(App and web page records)

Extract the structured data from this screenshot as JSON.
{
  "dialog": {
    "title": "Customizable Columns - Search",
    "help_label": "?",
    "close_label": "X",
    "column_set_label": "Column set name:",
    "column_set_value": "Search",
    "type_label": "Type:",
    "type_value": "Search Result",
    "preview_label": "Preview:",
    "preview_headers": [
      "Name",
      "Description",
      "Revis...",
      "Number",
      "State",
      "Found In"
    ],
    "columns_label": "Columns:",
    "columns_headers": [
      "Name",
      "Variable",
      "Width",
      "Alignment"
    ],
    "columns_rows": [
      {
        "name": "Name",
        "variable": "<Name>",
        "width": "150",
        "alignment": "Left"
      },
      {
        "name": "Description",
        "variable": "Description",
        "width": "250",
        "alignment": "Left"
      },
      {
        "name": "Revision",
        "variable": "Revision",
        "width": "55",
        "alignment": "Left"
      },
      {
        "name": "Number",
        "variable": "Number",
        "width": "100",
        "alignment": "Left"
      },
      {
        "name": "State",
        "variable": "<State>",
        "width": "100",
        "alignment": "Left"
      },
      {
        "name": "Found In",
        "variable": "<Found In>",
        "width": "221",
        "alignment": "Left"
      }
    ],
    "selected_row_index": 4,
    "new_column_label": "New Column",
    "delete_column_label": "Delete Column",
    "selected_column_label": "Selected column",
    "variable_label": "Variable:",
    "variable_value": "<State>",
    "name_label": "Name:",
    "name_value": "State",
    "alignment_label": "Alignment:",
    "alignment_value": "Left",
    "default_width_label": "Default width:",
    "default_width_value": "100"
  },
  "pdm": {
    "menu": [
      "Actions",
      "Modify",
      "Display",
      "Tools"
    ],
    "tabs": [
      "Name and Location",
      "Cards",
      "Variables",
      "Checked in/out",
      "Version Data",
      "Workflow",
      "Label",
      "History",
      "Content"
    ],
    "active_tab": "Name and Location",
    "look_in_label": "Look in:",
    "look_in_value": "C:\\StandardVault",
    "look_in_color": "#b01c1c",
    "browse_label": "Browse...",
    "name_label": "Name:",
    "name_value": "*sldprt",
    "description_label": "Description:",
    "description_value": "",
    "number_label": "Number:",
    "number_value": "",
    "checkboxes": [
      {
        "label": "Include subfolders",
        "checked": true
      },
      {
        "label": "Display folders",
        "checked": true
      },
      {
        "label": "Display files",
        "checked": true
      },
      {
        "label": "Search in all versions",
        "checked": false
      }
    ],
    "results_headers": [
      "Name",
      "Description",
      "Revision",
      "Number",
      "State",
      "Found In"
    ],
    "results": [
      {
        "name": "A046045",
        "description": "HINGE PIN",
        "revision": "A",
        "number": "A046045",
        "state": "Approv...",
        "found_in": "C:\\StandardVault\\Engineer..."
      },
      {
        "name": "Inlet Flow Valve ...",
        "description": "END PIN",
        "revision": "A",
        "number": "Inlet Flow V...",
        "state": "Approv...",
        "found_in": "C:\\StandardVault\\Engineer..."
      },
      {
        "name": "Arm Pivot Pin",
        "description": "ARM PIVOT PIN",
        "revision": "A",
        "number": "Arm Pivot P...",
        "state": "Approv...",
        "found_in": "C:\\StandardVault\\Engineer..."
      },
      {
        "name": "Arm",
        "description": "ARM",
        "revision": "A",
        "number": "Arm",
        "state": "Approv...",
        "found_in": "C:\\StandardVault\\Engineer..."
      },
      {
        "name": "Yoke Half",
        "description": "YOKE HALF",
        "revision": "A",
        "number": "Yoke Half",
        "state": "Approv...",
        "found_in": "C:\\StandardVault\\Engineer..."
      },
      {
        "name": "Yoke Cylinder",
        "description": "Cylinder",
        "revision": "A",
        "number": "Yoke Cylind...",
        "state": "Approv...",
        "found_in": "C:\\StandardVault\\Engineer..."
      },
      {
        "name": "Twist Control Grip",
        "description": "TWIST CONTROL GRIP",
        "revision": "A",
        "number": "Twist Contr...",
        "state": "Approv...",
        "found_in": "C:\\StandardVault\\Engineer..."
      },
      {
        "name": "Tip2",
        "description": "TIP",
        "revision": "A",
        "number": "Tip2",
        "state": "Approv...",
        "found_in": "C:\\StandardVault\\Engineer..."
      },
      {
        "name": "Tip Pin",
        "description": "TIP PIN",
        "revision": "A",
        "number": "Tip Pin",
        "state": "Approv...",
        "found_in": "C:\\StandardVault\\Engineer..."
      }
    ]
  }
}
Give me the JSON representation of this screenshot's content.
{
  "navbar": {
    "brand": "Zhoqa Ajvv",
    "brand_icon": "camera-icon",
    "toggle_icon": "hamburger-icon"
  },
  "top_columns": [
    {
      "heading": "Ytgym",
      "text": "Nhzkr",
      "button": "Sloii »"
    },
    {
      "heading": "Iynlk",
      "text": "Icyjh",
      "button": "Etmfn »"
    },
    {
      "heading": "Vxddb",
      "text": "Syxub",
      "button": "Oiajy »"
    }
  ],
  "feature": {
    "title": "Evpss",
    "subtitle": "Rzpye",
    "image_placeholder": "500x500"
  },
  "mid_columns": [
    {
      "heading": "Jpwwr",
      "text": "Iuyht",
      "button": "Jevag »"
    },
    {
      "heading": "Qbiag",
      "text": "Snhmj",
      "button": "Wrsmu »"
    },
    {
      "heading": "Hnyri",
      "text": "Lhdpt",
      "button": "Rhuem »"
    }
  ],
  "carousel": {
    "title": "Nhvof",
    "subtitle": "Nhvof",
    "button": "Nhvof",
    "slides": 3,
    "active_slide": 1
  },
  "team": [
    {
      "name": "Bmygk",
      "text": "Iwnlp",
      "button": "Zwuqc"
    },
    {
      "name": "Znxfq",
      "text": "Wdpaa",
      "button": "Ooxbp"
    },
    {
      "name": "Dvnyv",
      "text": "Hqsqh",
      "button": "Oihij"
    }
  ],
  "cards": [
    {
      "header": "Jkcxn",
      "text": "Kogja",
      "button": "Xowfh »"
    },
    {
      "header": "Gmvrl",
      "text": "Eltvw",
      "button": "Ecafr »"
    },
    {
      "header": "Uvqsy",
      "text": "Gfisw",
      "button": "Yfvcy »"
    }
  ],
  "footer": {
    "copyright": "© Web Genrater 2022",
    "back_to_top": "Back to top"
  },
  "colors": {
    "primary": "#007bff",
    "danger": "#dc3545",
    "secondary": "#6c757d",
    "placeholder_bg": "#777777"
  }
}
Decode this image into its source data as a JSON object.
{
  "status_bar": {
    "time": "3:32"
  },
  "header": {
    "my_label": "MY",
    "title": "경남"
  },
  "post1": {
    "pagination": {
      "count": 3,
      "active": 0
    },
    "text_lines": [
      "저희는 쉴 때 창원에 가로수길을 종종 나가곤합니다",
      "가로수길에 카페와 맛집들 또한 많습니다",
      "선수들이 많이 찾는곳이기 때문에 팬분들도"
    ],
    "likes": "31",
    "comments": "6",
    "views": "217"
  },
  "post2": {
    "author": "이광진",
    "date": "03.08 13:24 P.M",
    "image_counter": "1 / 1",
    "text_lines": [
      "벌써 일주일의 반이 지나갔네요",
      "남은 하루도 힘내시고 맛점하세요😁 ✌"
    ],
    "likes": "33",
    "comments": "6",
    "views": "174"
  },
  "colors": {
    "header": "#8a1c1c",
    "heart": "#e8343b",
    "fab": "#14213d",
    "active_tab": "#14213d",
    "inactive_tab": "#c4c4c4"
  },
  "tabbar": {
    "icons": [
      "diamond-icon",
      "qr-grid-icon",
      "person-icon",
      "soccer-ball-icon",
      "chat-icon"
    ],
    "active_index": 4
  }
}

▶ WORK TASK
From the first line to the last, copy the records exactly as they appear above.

▶ OUTPUT OF THE EXERCISE
Extract the structured data from this screenshot as JSON.
{
  "dialog": {
    "title": "Customizable Columns - Search",
    "help_label": "?",
    "close_label": "X",
    "column_set_label": "Column set name:",
    "column_set_value": "Search",
    "type_label": "Type:",
    "type_value": "Search Result",
    "preview_label": "Preview:",
    "preview_headers": [
      "Name",
      "Description",
      "Revis...",
      "Number",
      "State",
      "Found In"
    ],
    "columns_label": "Columns:",
    "columns_headers": [
      "Name",
      "Variable",
      "Width",
      "Alignment"
    ],
    "columns_rows": [
      {
        "name": "Name",
        "variable": "<Name>",
        "width": "150",
        "alignment": "Left"
      },
      {
        "name": "Description",
        "variable": "Description",
        "width": "250",
        "alignment": "Left"
      },
      {
        "name": "Revision",
        "variable": "Revision",
        "width": "55",
        "alignment": "Left"
      },
      {
        "name": "Number",
        "variable": "Number",
        "width": "100",
        "alignment": "Left"
      },
      {
        "name": "State",
        "variable": "<State>",
        "width": "100",
        "alignment": "Left"
      },
      {
        "name": "Found In",
        "variable": "<Found In>",
        "width": "221",
        "alignment": "Left"
      }
    ],
    "selected_row_index": 4,
    "new_column_label": "New Column",
    "delete_column_label": "Delete Column",
    "selected_column_label": "Selected column",
    "variable_label": "Variable:",
    "variable_value": "<State>",
    "name_label": "Name:",
    "name_value": "State",
    "alignment_label": "Alignment:",
    "alignment_value": "Left",
    "default_width_label": "Default width:",
    "default_width_value": "100"
  },
  "pdm": {
    "menu": [
      "Actions",
      "Modify",
      "Display",
      "Tools"
    ],
    "tabs": [
      "Name and Location",
      "Cards",
      "Variables",
      "Checked in/out",
      "Version Data",
      "Workflow",
      "Label",
      "History",
      "Content"
    ],
    "active_tab": "Name and Location",
    "look_in_label": "Look in:",
    "look_in_value": "C:\\StandardVault",
    "look_in_color": "#b01c1c",
    "browse_label": "Browse...",
    "name_label": "Name:",
    "name_value": "*sldprt",
    "description_label": "Description:",
    "description_value": "",
    "number_label": "Number:",
    "number_value": "",
    "checkboxes": [
      {
        "label": "Include subfolders",
        "checked": true
      },
      {
        "label": "Display folders",
        "checked": true
      },
      {
        "label": "Display files",
        "checked": true
      },
      {
        "label": "Search in all versions",
        "checked": false
      }
    ],
    "results_headers": [
      "Name",
      "Description",
      "Revision",
      "Number",
      "State",
      "Found In"
    ],
    "results": [
      {
        "name": "A046045",
        "description": "HINGE PIN",
        "revision": "A",
        "number": "A046045",
        "state": "Approv...",
        "found_in": "C:\\StandardVault\\Engineer..."
      },
      {
        "name": "Inlet Flow Valve ...",
        "description": "END PIN",
        "revision": "A",
        "number": "Inlet Flow V...",
        "state": "Approv...",
        "found_in": "C:\\StandardVault\\Engineer..."
      },
      {
        "name": "Arm Pivot Pin",
        "description": "ARM PIVOT PIN",
        "revision": "A",
        "number": "Arm Pivot P...",
        "state": "Approv...",
        "found_in": "C:\\StandardVault\\Engineer..."
      },
      {
        "name": "Arm",
        "description": "ARM",
        "revision": "A",
        "number": "Arm",
        "state": "Approv...",
        "found_in": "C:\\StandardVault\\Engineer..."
      },
      {
        "name": "Yoke Half",
        "description": "YOKE HALF",
        "revision": "A",
        "number": "Yoke Half",
        "state": "Approv...",
        "found_in": "C:\\StandardVault\\Engineer..."
      },
      {
        "name": "Yoke Cylinder",
        "description": "Cylinder",
        "revision": "A",
        "number": "Yoke Cylind...",
        "state": "Approv...",
        "found_in": "C:\\StandardVault\\Engineer..."
      },
      {
        "name": "Twist Control Grip",
        "description": "TWIST CONTROL GRIP",
        "revision": "A",
        "number": "Twist Contr...",
        "state": "Approv...",
        "found_in": "C:\\StandardVault\\Engineer..."
      },
      {
        "name": "Tip2",
        "description": "TIP",
        "revision": "A",
        "number": "Tip2",
        "state": "Approv...",
        "found_in": "C:\\StandardVault\\Engineer..."
      },
      {
        "name": "Tip Pin",
        "description": "TIP PIN",
        "revision": "A",
        "number": "Tip Pin",
        "state": "Approv...",
        "found_in": "C:\\StandardVault\\Engineer..."
      }
    ]
  }
}
Give me the JSON representation of this screenshot's content.
{
  "navbar": {
    "brand": "Zhoqa Ajvv",
    "brand_icon": "camera-icon",
    "toggle_icon": "hamburger-icon"
  },
  "top_columns": [
    {
      "heading": "Ytgym",
      "text": "Nhzkr",
      "button": "Sloii »"
    },
    {
      "heading": "Iynlk",
      "text": "Icyjh",
      "button": "Etmfn »"
    },
    {
      "heading": "Vxddb",
      "text": "Syxub",
      "button": "Oiajy »"
    }
  ],
  "feature": {
    "title": "Evpss",
    "subtitle": "Rzpye",
    "image_placeholder": "500x500"
  },
  "mid_columns": [
    {
      "heading": "Jpwwr",
      "text": "Iuyht",
      "button": "Jevag »"
    },
    {
      "heading": "Qbiag",
      "text": "Snhmj",
      "button": "Wrsmu »"
    },
    {
      "heading": "Hnyri",
      "text": "Lhdpt",
      "button": "Rhuem »"
    }
  ],
  "carousel": {
    "title": "Nhvof",
    "subtitle": "Nhvof",
    "button": "Nhvof",
    "slides": 3,
    "active_slide": 1
  },
  "team": [
    {
      "name": "Bmygk",
      "text": "Iwnlp",
      "button": "Zwuqc"
    },
    {
      "name": "Znxfq",
      "text": "Wdpaa",
      "button": "Ooxbp"
    },
    {
      "name": "Dvnyv",
      "text": "Hqsqh",
      "button": "Oihij"
    }
  ],
  "cards": [
    {
      "header": "Jkcxn",
      "text": "Kogja",
      "button": "Xowfh »"
    },
    {
      "header": "Gmvrl",
      "text": "Eltvw",
      "button": "Ecafr »"
    },
    {
      "header": "Uvqsy",
      "text": "Gfisw",
      "button": "Yfvcy »"
    }
  ],
  "footer": {
    "copyright": "© Web Genrater 2022",
    "back_to_top": "Back to top"
  },
  "colors": {
    "primary": "#007bff",
    "danger": "#dc3545",
    "secondary": "#6c757d",
    "placeholder_bg": "#777777"
  }
}
Decode this image into its source data as a JSON object.
{
  "status_bar": {
    "time": "3:32"
  },
  "header": {
    "my_label": "MY",
    "title": "경남"
  },
  "post1": {
    "pagination": {
      "count": 3,
      "active": 0
    },
    "text_lines": [
      "저희는 쉴 때 창원에 가로수길을 종종 나가곤합니다",
      "가로수길에 카페와 맛집들 또한 많습니다",
      "선수들이 많이 찾는곳이기 때문에 팬분들도"
    ],
    "likes": "31",
    "comments": "6",
    "views": "217"
  },
  "post2": {
    "author": "이광진",
    "date": "03.08 13:24 P.M",
    "image_counter": "1 / 1",
    "text_lines": [
      "벌써 일주일의 반이 지나갔네요",
      "남은 하루도 힘내시고 맛점하세요😁 ✌"
    ],
    "likes": "33",
    "comments": "6",
    "views": "174"
  },
  "colors": {
    "header": "#8a1c1c",
    "heart": "#e8343b",
    "fab": "#14213d",
    "active_tab": "#14213d",
    "inactive_tab": "#c4c4c4"
  },
  "tabbar": {
    "icons": [
      "diamond-icon",
      "qr-grid-icon",
      "person-icon",
      "soccer-ball-icon",
      "chat-icon"
    ],
    "active_index": 4
  }
}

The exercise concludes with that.